#### [TO DO]
Search the records for the string "data" and return each line that has it.

#### [SOURCE MATERIAL]
• • •

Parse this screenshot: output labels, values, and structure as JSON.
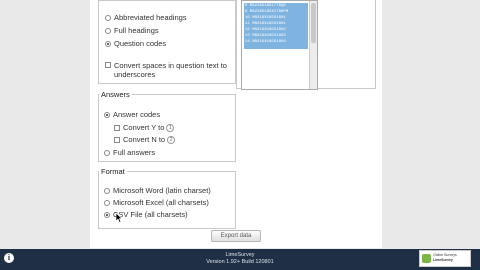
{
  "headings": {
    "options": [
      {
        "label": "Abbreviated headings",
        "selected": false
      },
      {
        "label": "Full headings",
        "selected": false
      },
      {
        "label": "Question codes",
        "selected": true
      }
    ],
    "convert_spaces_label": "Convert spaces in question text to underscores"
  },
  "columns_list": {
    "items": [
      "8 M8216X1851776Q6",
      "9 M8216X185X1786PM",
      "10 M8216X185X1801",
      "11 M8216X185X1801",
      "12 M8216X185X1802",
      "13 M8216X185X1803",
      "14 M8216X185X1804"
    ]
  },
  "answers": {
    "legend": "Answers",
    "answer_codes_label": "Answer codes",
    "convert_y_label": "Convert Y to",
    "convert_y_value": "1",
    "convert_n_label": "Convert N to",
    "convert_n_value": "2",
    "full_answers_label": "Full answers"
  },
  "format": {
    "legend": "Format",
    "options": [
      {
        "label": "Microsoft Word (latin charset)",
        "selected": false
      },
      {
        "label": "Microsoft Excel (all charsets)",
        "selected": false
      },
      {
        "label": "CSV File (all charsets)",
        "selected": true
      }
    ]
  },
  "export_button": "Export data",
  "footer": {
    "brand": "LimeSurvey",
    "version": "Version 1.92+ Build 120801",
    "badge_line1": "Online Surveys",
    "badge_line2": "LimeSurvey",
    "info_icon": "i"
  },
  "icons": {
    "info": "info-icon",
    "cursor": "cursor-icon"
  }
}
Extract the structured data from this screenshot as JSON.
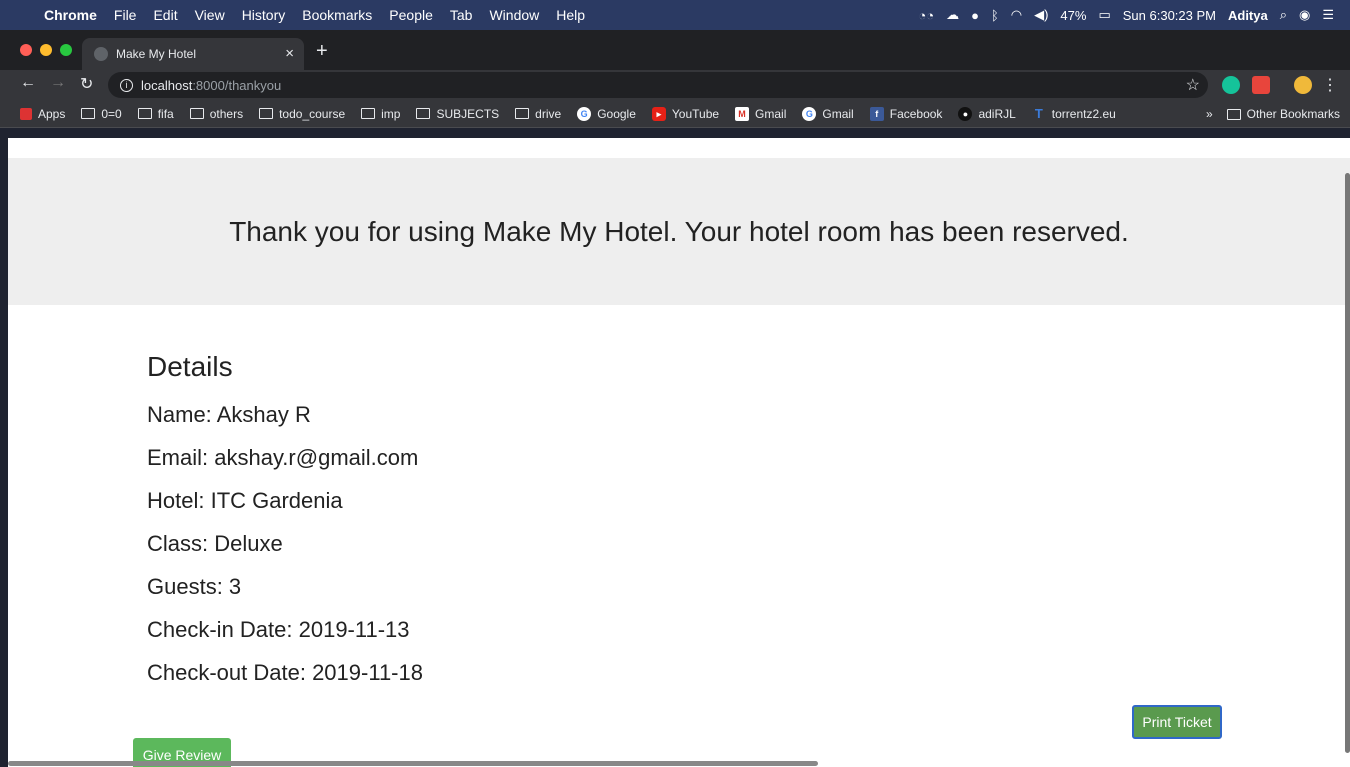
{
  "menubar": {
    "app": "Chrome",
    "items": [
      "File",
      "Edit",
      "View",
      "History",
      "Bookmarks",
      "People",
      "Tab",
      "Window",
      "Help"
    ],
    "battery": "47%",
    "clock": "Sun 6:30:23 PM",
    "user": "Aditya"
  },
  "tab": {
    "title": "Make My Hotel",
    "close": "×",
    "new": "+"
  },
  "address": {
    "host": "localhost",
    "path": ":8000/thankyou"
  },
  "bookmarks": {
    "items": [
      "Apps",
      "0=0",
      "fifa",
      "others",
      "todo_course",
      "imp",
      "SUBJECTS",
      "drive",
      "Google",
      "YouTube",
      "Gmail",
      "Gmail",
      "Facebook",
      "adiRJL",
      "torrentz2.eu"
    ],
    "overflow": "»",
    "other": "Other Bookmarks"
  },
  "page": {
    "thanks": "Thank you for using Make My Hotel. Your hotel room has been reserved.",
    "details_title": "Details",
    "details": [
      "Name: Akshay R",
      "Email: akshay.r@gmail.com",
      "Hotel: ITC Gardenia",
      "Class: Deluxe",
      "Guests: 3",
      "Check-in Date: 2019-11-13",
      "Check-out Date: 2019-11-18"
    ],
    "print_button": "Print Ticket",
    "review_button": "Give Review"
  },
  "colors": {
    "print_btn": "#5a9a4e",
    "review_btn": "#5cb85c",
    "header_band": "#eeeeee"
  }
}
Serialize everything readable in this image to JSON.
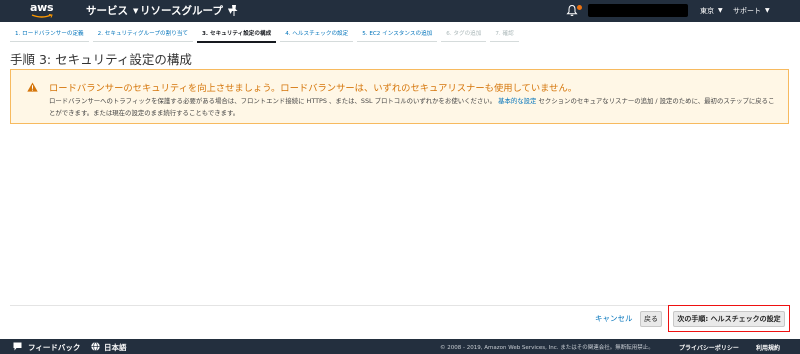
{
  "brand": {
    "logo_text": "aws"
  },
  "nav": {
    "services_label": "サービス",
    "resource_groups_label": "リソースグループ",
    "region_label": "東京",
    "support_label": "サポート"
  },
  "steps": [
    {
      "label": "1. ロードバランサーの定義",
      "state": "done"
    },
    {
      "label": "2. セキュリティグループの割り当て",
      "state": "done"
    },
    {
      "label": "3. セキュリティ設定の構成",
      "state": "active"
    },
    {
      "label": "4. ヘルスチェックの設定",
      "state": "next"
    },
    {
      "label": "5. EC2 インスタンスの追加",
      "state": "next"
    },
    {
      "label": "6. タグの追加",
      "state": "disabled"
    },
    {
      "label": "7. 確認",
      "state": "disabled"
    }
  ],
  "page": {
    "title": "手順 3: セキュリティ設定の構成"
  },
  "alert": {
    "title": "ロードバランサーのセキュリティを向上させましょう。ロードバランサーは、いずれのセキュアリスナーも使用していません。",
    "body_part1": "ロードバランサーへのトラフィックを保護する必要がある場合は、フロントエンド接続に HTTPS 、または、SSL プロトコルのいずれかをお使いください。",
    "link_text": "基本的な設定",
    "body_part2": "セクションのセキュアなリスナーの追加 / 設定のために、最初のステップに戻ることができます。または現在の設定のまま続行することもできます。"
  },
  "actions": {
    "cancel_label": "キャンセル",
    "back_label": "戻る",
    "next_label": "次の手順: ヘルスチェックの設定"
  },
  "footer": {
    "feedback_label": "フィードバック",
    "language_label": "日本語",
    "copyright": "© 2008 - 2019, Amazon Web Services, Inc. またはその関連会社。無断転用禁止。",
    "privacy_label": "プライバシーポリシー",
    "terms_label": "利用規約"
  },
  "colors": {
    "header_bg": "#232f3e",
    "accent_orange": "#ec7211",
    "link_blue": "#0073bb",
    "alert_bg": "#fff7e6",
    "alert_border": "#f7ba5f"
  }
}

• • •

#### [FINISHED TASK]
  "export_button": "Export data",
Extract the structured data from this screenshot as JSON.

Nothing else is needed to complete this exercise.